▸ Raw data
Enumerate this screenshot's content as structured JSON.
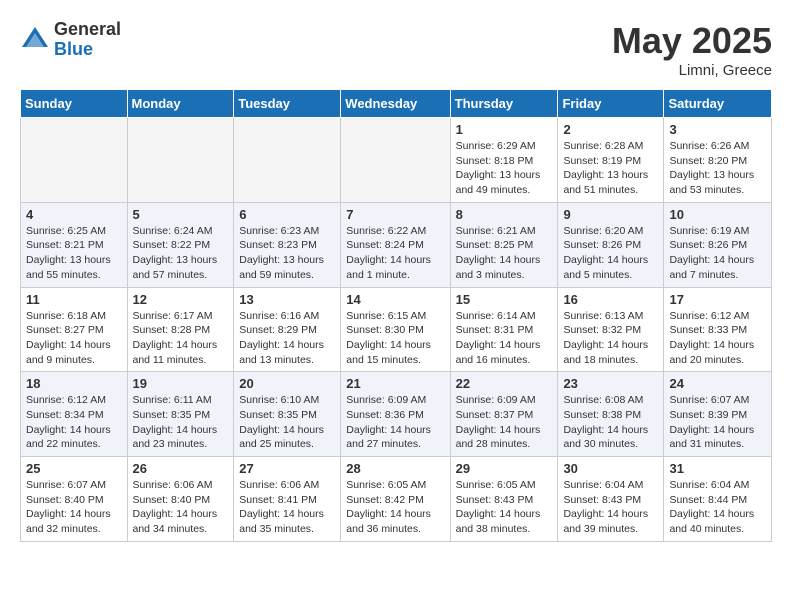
{
  "header": {
    "logo_general": "General",
    "logo_blue": "Blue",
    "month_title": "May 2025",
    "location": "Limni, Greece"
  },
  "weekdays": [
    "Sunday",
    "Monday",
    "Tuesday",
    "Wednesday",
    "Thursday",
    "Friday",
    "Saturday"
  ],
  "weeks": [
    [
      {
        "day": "",
        "info": ""
      },
      {
        "day": "",
        "info": ""
      },
      {
        "day": "",
        "info": ""
      },
      {
        "day": "",
        "info": ""
      },
      {
        "day": "1",
        "info": "Sunrise: 6:29 AM\nSunset: 8:18 PM\nDaylight: 13 hours\nand 49 minutes."
      },
      {
        "day": "2",
        "info": "Sunrise: 6:28 AM\nSunset: 8:19 PM\nDaylight: 13 hours\nand 51 minutes."
      },
      {
        "day": "3",
        "info": "Sunrise: 6:26 AM\nSunset: 8:20 PM\nDaylight: 13 hours\nand 53 minutes."
      }
    ],
    [
      {
        "day": "4",
        "info": "Sunrise: 6:25 AM\nSunset: 8:21 PM\nDaylight: 13 hours\nand 55 minutes."
      },
      {
        "day": "5",
        "info": "Sunrise: 6:24 AM\nSunset: 8:22 PM\nDaylight: 13 hours\nand 57 minutes."
      },
      {
        "day": "6",
        "info": "Sunrise: 6:23 AM\nSunset: 8:23 PM\nDaylight: 13 hours\nand 59 minutes."
      },
      {
        "day": "7",
        "info": "Sunrise: 6:22 AM\nSunset: 8:24 PM\nDaylight: 14 hours\nand 1 minute."
      },
      {
        "day": "8",
        "info": "Sunrise: 6:21 AM\nSunset: 8:25 PM\nDaylight: 14 hours\nand 3 minutes."
      },
      {
        "day": "9",
        "info": "Sunrise: 6:20 AM\nSunset: 8:26 PM\nDaylight: 14 hours\nand 5 minutes."
      },
      {
        "day": "10",
        "info": "Sunrise: 6:19 AM\nSunset: 8:26 PM\nDaylight: 14 hours\nand 7 minutes."
      }
    ],
    [
      {
        "day": "11",
        "info": "Sunrise: 6:18 AM\nSunset: 8:27 PM\nDaylight: 14 hours\nand 9 minutes."
      },
      {
        "day": "12",
        "info": "Sunrise: 6:17 AM\nSunset: 8:28 PM\nDaylight: 14 hours\nand 11 minutes."
      },
      {
        "day": "13",
        "info": "Sunrise: 6:16 AM\nSunset: 8:29 PM\nDaylight: 14 hours\nand 13 minutes."
      },
      {
        "day": "14",
        "info": "Sunrise: 6:15 AM\nSunset: 8:30 PM\nDaylight: 14 hours\nand 15 minutes."
      },
      {
        "day": "15",
        "info": "Sunrise: 6:14 AM\nSunset: 8:31 PM\nDaylight: 14 hours\nand 16 minutes."
      },
      {
        "day": "16",
        "info": "Sunrise: 6:13 AM\nSunset: 8:32 PM\nDaylight: 14 hours\nand 18 minutes."
      },
      {
        "day": "17",
        "info": "Sunrise: 6:12 AM\nSunset: 8:33 PM\nDaylight: 14 hours\nand 20 minutes."
      }
    ],
    [
      {
        "day": "18",
        "info": "Sunrise: 6:12 AM\nSunset: 8:34 PM\nDaylight: 14 hours\nand 22 minutes."
      },
      {
        "day": "19",
        "info": "Sunrise: 6:11 AM\nSunset: 8:35 PM\nDaylight: 14 hours\nand 23 minutes."
      },
      {
        "day": "20",
        "info": "Sunrise: 6:10 AM\nSunset: 8:35 PM\nDaylight: 14 hours\nand 25 minutes."
      },
      {
        "day": "21",
        "info": "Sunrise: 6:09 AM\nSunset: 8:36 PM\nDaylight: 14 hours\nand 27 minutes."
      },
      {
        "day": "22",
        "info": "Sunrise: 6:09 AM\nSunset: 8:37 PM\nDaylight: 14 hours\nand 28 minutes."
      },
      {
        "day": "23",
        "info": "Sunrise: 6:08 AM\nSunset: 8:38 PM\nDaylight: 14 hours\nand 30 minutes."
      },
      {
        "day": "24",
        "info": "Sunrise: 6:07 AM\nSunset: 8:39 PM\nDaylight: 14 hours\nand 31 minutes."
      }
    ],
    [
      {
        "day": "25",
        "info": "Sunrise: 6:07 AM\nSunset: 8:40 PM\nDaylight: 14 hours\nand 32 minutes."
      },
      {
        "day": "26",
        "info": "Sunrise: 6:06 AM\nSunset: 8:40 PM\nDaylight: 14 hours\nand 34 minutes."
      },
      {
        "day": "27",
        "info": "Sunrise: 6:06 AM\nSunset: 8:41 PM\nDaylight: 14 hours\nand 35 minutes."
      },
      {
        "day": "28",
        "info": "Sunrise: 6:05 AM\nSunset: 8:42 PM\nDaylight: 14 hours\nand 36 minutes."
      },
      {
        "day": "29",
        "info": "Sunrise: 6:05 AM\nSunset: 8:43 PM\nDaylight: 14 hours\nand 38 minutes."
      },
      {
        "day": "30",
        "info": "Sunrise: 6:04 AM\nSunset: 8:43 PM\nDaylight: 14 hours\nand 39 minutes."
      },
      {
        "day": "31",
        "info": "Sunrise: 6:04 AM\nSunset: 8:44 PM\nDaylight: 14 hours\nand 40 minutes."
      }
    ]
  ]
}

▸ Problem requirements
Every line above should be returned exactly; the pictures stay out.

▸ Problem solution
Enumerate this screenshot's content as structured JSON.
{
  "header": {
    "logo_general": "General",
    "logo_blue": "Blue",
    "month_title": "May 2025",
    "location": "Limni, Greece"
  },
  "weekdays": [
    "Sunday",
    "Monday",
    "Tuesday",
    "Wednesday",
    "Thursday",
    "Friday",
    "Saturday"
  ],
  "weeks": [
    [
      {
        "day": "",
        "info": ""
      },
      {
        "day": "",
        "info": ""
      },
      {
        "day": "",
        "info": ""
      },
      {
        "day": "",
        "info": ""
      },
      {
        "day": "1",
        "info": "Sunrise: 6:29 AM\nSunset: 8:18 PM\nDaylight: 13 hours\nand 49 minutes."
      },
      {
        "day": "2",
        "info": "Sunrise: 6:28 AM\nSunset: 8:19 PM\nDaylight: 13 hours\nand 51 minutes."
      },
      {
        "day": "3",
        "info": "Sunrise: 6:26 AM\nSunset: 8:20 PM\nDaylight: 13 hours\nand 53 minutes."
      }
    ],
    [
      {
        "day": "4",
        "info": "Sunrise: 6:25 AM\nSunset: 8:21 PM\nDaylight: 13 hours\nand 55 minutes."
      },
      {
        "day": "5",
        "info": "Sunrise: 6:24 AM\nSunset: 8:22 PM\nDaylight: 13 hours\nand 57 minutes."
      },
      {
        "day": "6",
        "info": "Sunrise: 6:23 AM\nSunset: 8:23 PM\nDaylight: 13 hours\nand 59 minutes."
      },
      {
        "day": "7",
        "info": "Sunrise: 6:22 AM\nSunset: 8:24 PM\nDaylight: 14 hours\nand 1 minute."
      },
      {
        "day": "8",
        "info": "Sunrise: 6:21 AM\nSunset: 8:25 PM\nDaylight: 14 hours\nand 3 minutes."
      },
      {
        "day": "9",
        "info": "Sunrise: 6:20 AM\nSunset: 8:26 PM\nDaylight: 14 hours\nand 5 minutes."
      },
      {
        "day": "10",
        "info": "Sunrise: 6:19 AM\nSunset: 8:26 PM\nDaylight: 14 hours\nand 7 minutes."
      }
    ],
    [
      {
        "day": "11",
        "info": "Sunrise: 6:18 AM\nSunset: 8:27 PM\nDaylight: 14 hours\nand 9 minutes."
      },
      {
        "day": "12",
        "info": "Sunrise: 6:17 AM\nSunset: 8:28 PM\nDaylight: 14 hours\nand 11 minutes."
      },
      {
        "day": "13",
        "info": "Sunrise: 6:16 AM\nSunset: 8:29 PM\nDaylight: 14 hours\nand 13 minutes."
      },
      {
        "day": "14",
        "info": "Sunrise: 6:15 AM\nSunset: 8:30 PM\nDaylight: 14 hours\nand 15 minutes."
      },
      {
        "day": "15",
        "info": "Sunrise: 6:14 AM\nSunset: 8:31 PM\nDaylight: 14 hours\nand 16 minutes."
      },
      {
        "day": "16",
        "info": "Sunrise: 6:13 AM\nSunset: 8:32 PM\nDaylight: 14 hours\nand 18 minutes."
      },
      {
        "day": "17",
        "info": "Sunrise: 6:12 AM\nSunset: 8:33 PM\nDaylight: 14 hours\nand 20 minutes."
      }
    ],
    [
      {
        "day": "18",
        "info": "Sunrise: 6:12 AM\nSunset: 8:34 PM\nDaylight: 14 hours\nand 22 minutes."
      },
      {
        "day": "19",
        "info": "Sunrise: 6:11 AM\nSunset: 8:35 PM\nDaylight: 14 hours\nand 23 minutes."
      },
      {
        "day": "20",
        "info": "Sunrise: 6:10 AM\nSunset: 8:35 PM\nDaylight: 14 hours\nand 25 minutes."
      },
      {
        "day": "21",
        "info": "Sunrise: 6:09 AM\nSunset: 8:36 PM\nDaylight: 14 hours\nand 27 minutes."
      },
      {
        "day": "22",
        "info": "Sunrise: 6:09 AM\nSunset: 8:37 PM\nDaylight: 14 hours\nand 28 minutes."
      },
      {
        "day": "23",
        "info": "Sunrise: 6:08 AM\nSunset: 8:38 PM\nDaylight: 14 hours\nand 30 minutes."
      },
      {
        "day": "24",
        "info": "Sunrise: 6:07 AM\nSunset: 8:39 PM\nDaylight: 14 hours\nand 31 minutes."
      }
    ],
    [
      {
        "day": "25",
        "info": "Sunrise: 6:07 AM\nSunset: 8:40 PM\nDaylight: 14 hours\nand 32 minutes."
      },
      {
        "day": "26",
        "info": "Sunrise: 6:06 AM\nSunset: 8:40 PM\nDaylight: 14 hours\nand 34 minutes."
      },
      {
        "day": "27",
        "info": "Sunrise: 6:06 AM\nSunset: 8:41 PM\nDaylight: 14 hours\nand 35 minutes."
      },
      {
        "day": "28",
        "info": "Sunrise: 6:05 AM\nSunset: 8:42 PM\nDaylight: 14 hours\nand 36 minutes."
      },
      {
        "day": "29",
        "info": "Sunrise: 6:05 AM\nSunset: 8:43 PM\nDaylight: 14 hours\nand 38 minutes."
      },
      {
        "day": "30",
        "info": "Sunrise: 6:04 AM\nSunset: 8:43 PM\nDaylight: 14 hours\nand 39 minutes."
      },
      {
        "day": "31",
        "info": "Sunrise: 6:04 AM\nSunset: 8:44 PM\nDaylight: 14 hours\nand 40 minutes."
      }
    ]
  ]
}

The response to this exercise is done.